REFLECTIONS ON INTERVENTION: based on Patricia Thebez’ ‘Wildflower’


Text by Tulika Ahuja

Thanks, Faith for the edits!


Society constructs all kinds of structures to put us in boxes. If an artist’s privilege is resistance towards that order, perhaps as curators and creative arts managers, our role is to facilitate this rare freedom. When we offer direction, it should be without restriction to an artist’s output.

Patricia approached me with an idea to make a solo presentation of paintings as a way of marking her ten-year journey living with bipolar disorder. She walked me through pages of her sketchbook that revealed memories of this time. The watercolour, ink and crayon-marked papers traversed varying states of mind and seasonally prescribed chemical concoctions.

For her new body of paintings (which we later named ‘Wildflower’) and in her life, Patricia wanted to explore what it meant to be free. For the past ten years, she had struggled with her diagnosis – not understanding what was going on with her body and mind.

In the months that followed, her planted seed for the exhibition grew. I observed changes in her daily routine. She took up rollerblading lessons and became acquainted with a group of beach tennis regulars. Paintings were followed by more paintings, with pastels turning into neon and bolder hues.

Contemplating boundaries, Patricia pondered her inner and outer realities. She painted the experience of being in her own skin using signature abstract expressionist strokes. Her relational encounters with society, family and friends turned into brain fodder, which translated into repetitive lines and dots.

Around this peak-pandemic period, going on walks with artists had become an outlet for me to discuss ideas. ‘A Trip to Bukit Timah Quarry’ was Patricia’s response to our walk and in hindsight, an acute rendering of how strange and dangerous the forest had first appeared to her. This painting was perhaps my intervention in her ‘Wildflower’ garden.

Soon after that walk, Patricia made the eighth and final painting of the ‘Wildflower’ series, naming it ‘My Own Kind of Flower’. The piece evokes an intertwined dance with her environment, body laid bare, unafraid of the viewer’s gaze. Patricia had eaten a big plate of courage, and a healthy, blossoming flower had danced through her body. “People often have the impression that I am strange and dangerous at first but that happens because there is little understanding between us”.

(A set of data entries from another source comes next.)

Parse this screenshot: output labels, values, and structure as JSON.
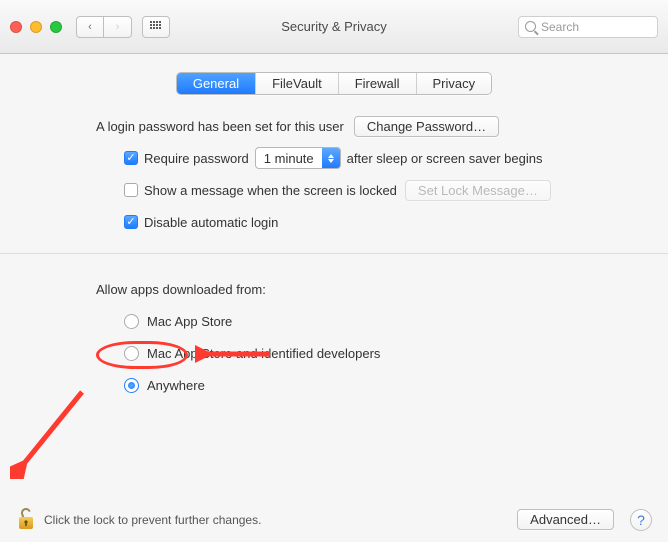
{
  "window": {
    "title": "Security & Privacy"
  },
  "search": {
    "placeholder": "Search"
  },
  "tabs": [
    "General",
    "FileVault",
    "Firewall",
    "Privacy"
  ],
  "active_tab": 0,
  "login": {
    "header": "A login password has been set for this user",
    "change_button": "Change Password…",
    "require_label_pre": "Require password",
    "require_select": "1 minute",
    "require_label_post": "after sleep or screen saver begins",
    "require_checked": true,
    "show_msg_label": "Show a message when the screen is locked",
    "show_msg_checked": false,
    "set_lock_button": "Set Lock Message…",
    "disable_auto_label": "Disable automatic login",
    "disable_auto_checked": true
  },
  "gatekeeper": {
    "header": "Allow apps downloaded from:",
    "options": [
      "Mac App Store",
      "Mac App Store and identified developers",
      "Anywhere"
    ],
    "selected": 2
  },
  "footer": {
    "lock_text": "Click the lock to prevent further changes.",
    "advanced_button": "Advanced…",
    "help_glyph": "?"
  },
  "annotations": [
    {
      "type": "oval",
      "target": "anywhere"
    },
    {
      "type": "arrow",
      "target": "anywhere"
    },
    {
      "type": "arrow",
      "target": "lock"
    }
  ]
}
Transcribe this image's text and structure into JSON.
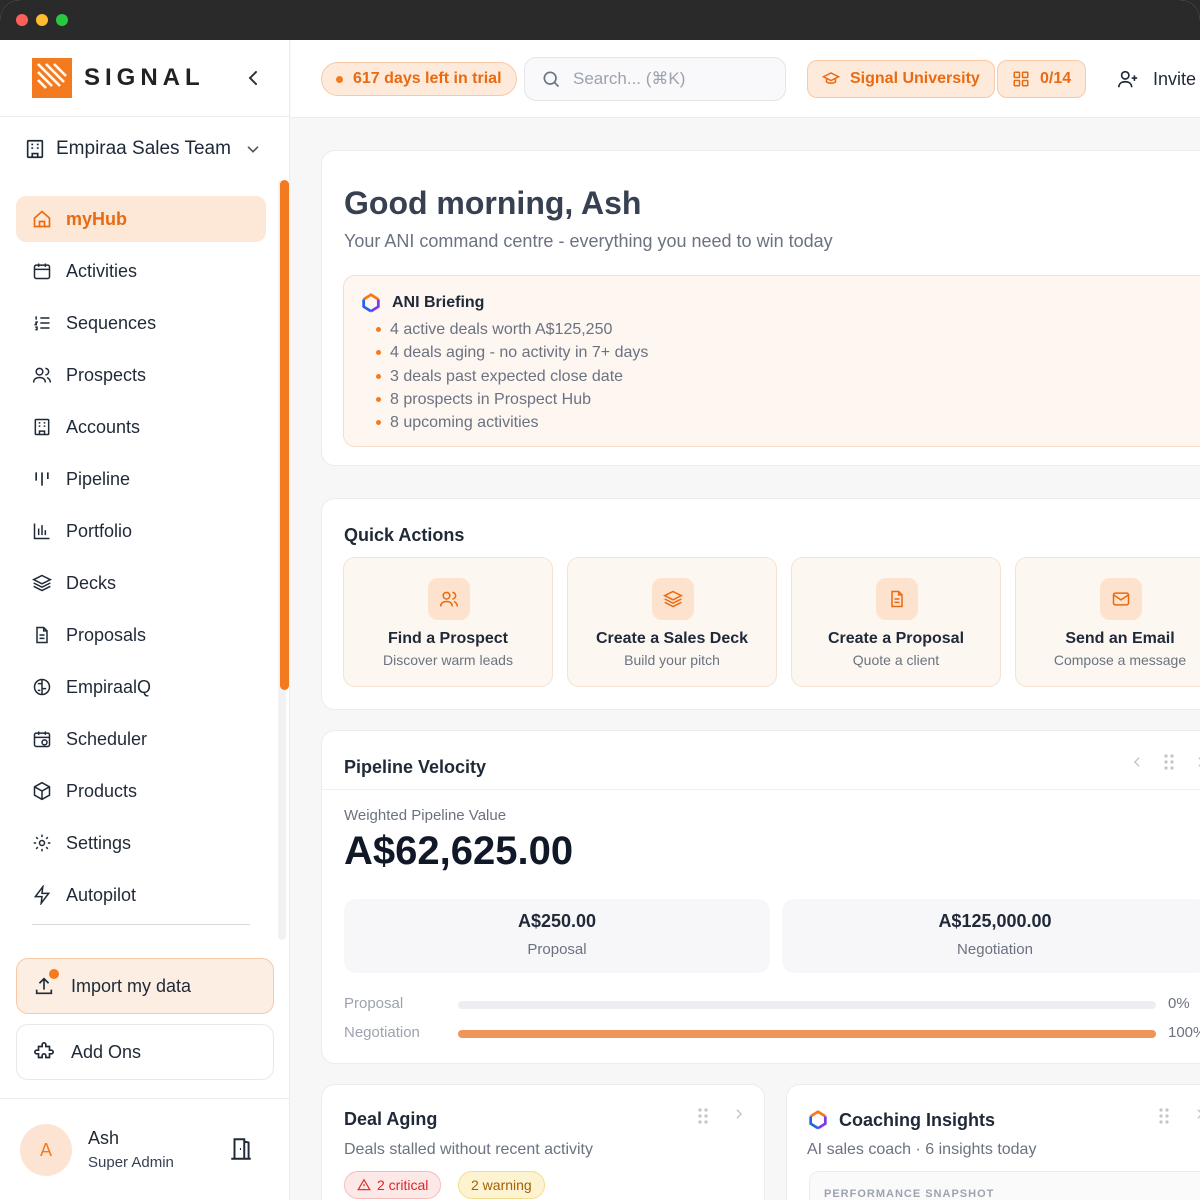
{
  "app": {
    "brand": "SIGNAL"
  },
  "sidebar": {
    "team": "Empiraa Sales Team",
    "items": [
      {
        "label": "myHub",
        "icon": "home-icon",
        "active": true
      },
      {
        "label": "Activities",
        "icon": "calendar-icon"
      },
      {
        "label": "Sequences",
        "icon": "list-ordered-icon"
      },
      {
        "label": "Prospects",
        "icon": "users-icon"
      },
      {
        "label": "Accounts",
        "icon": "building-icon"
      },
      {
        "label": "Pipeline",
        "icon": "pipeline-icon"
      },
      {
        "label": "Portfolio",
        "icon": "bar-chart-icon"
      },
      {
        "label": "Decks",
        "icon": "layers-icon"
      },
      {
        "label": "Proposals",
        "icon": "file-text-icon"
      },
      {
        "label": "EmpiraalQ",
        "icon": "brain-icon"
      },
      {
        "label": "Scheduler",
        "icon": "calendar-clock-icon"
      },
      {
        "label": "Products",
        "icon": "package-icon"
      },
      {
        "label": "Settings",
        "icon": "gear-icon"
      },
      {
        "label": "Autopilot",
        "icon": "zap-icon"
      }
    ],
    "import_label": "Import my data",
    "addons_label": "Add Ons",
    "user": {
      "initial": "A",
      "name": "Ash",
      "role": "Super Admin"
    }
  },
  "topbar": {
    "trial": "617 days left in trial",
    "search_placeholder": "Search... (⌘K)",
    "university": "Signal University",
    "progress": "0/14",
    "invite": "Invite"
  },
  "greeting": {
    "title": "Good morning, Ash",
    "subtitle": "Your ANI command centre - everything you need to win today",
    "briefing_title": "ANI Briefing",
    "briefing": [
      "4 active deals worth A$125,250",
      "4 deals aging - no activity in 7+ days",
      "3 deals past expected close date",
      "8 prospects in Prospect Hub",
      "8 upcoming activities"
    ]
  },
  "quick_actions": {
    "title": "Quick Actions",
    "items": [
      {
        "title": "Find a Prospect",
        "subtitle": "Discover warm leads",
        "icon": "users-icon"
      },
      {
        "title": "Create a Sales Deck",
        "subtitle": "Build your pitch",
        "icon": "layers-icon"
      },
      {
        "title": "Create a Proposal",
        "subtitle": "Quote a client",
        "icon": "file-text-icon"
      },
      {
        "title": "Send an Email",
        "subtitle": "Compose a message",
        "icon": "mail-icon"
      }
    ]
  },
  "pipeline_velocity": {
    "title": "Pipeline Velocity",
    "weighted_label": "Weighted Pipeline Value",
    "weighted_value": "A$62,625.00",
    "stages": [
      {
        "value": "A$250.00",
        "label": "Proposal"
      },
      {
        "value": "A$125,000.00",
        "label": "Negotiation"
      }
    ],
    "bars": [
      {
        "label": "Proposal",
        "percent": 0,
        "percent_label": "0%"
      },
      {
        "label": "Negotiation",
        "percent": 100,
        "percent_label": "100%"
      }
    ]
  },
  "deal_aging": {
    "title": "Deal Aging",
    "subtitle": "Deals stalled without recent activity",
    "critical": "2 critical",
    "warning": "2 warning"
  },
  "coaching": {
    "title": "Coaching Insights",
    "subtitle": "AI sales coach · 6 insights today",
    "snapshot": "PERFORMANCE SNAPSHOT"
  },
  "colors": {
    "accent": "#f47a20",
    "accent_bg": "#fde8d8",
    "bar_fill": "#f0955a"
  }
}
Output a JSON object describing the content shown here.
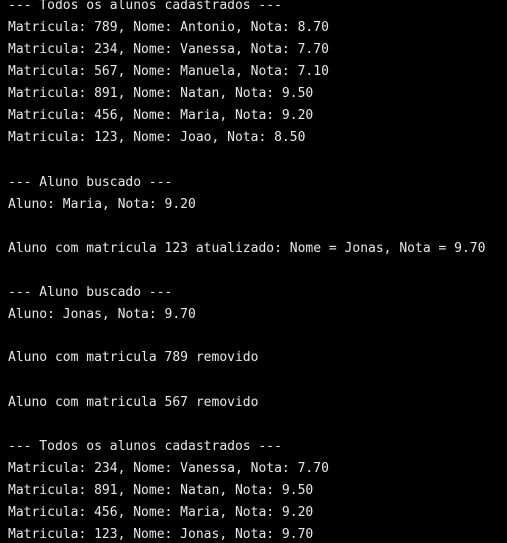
{
  "console": {
    "lines": [
      "--- Todos os alunos cadastrados ---",
      "Matricula: 789, Nome: Antonio, Nota: 8.70",
      "Matricula: 234, Nome: Vanessa, Nota: 7.70",
      "Matricula: 567, Nome: Manuela, Nota: 7.10",
      "Matricula: 891, Nome: Natan, Nota: 9.50",
      "Matricula: 456, Nome: Maria, Nota: 9.20",
      "Matricula: 123, Nome: Joao, Nota: 8.50",
      "--- Aluno buscado ---",
      "Aluno: Maria, Nota: 9.20",
      "Aluno com matricula 123 atualizado: Nome = Jonas, Nota = 9.70",
      "--- Aluno buscado ---",
      "Aluno: Jonas, Nota: 9.70",
      "Aluno com matricula 789 removido",
      "Aluno com matricula 567 removido",
      "--- Todos os alunos cadastrados ---",
      "Matricula: 234, Nome: Vanessa, Nota: 7.70",
      "Matricula: 891, Nome: Natan, Nota: 9.50",
      "Matricula: 456, Nome: Maria, Nota: 9.20",
      "Matricula: 123, Nome: Jonas, Nota: 9.70"
    ]
  },
  "colors": {
    "background": "#000000",
    "text": "#e8e8e8"
  }
}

In my observation, she saw pieces of herself in ‘(Our) Trip to Bukit Timah Quarry’. Her efforts to remember and record the natural rock formations, marshy leaves and porous underbellies of flower petals perhaps encouraged an acceptance of her own strangeness.

Intervening with the influences of another's creative process can send them either farther away, or bring them slightly closer. Patricia’s ‘Wildflower’ series, created over a four month period, stands for overcoming someone else’s footing in your narrative, and growing at a pace that frees you.


Patricia Thebez (b. 1989) is an artist based in Jakarta, Indonesia. Earlier in her life, she pursued fashion design as she was always intrigued by the relationship humans have with their bodies and identities. She began exploring watercolor and abstract painting as a means to cope with her bipolar disorder. She finds the process of mark making calming, spontaneous, and liberating. She gravitates towards free form and colors, which allow her to engage in an honest dialogue.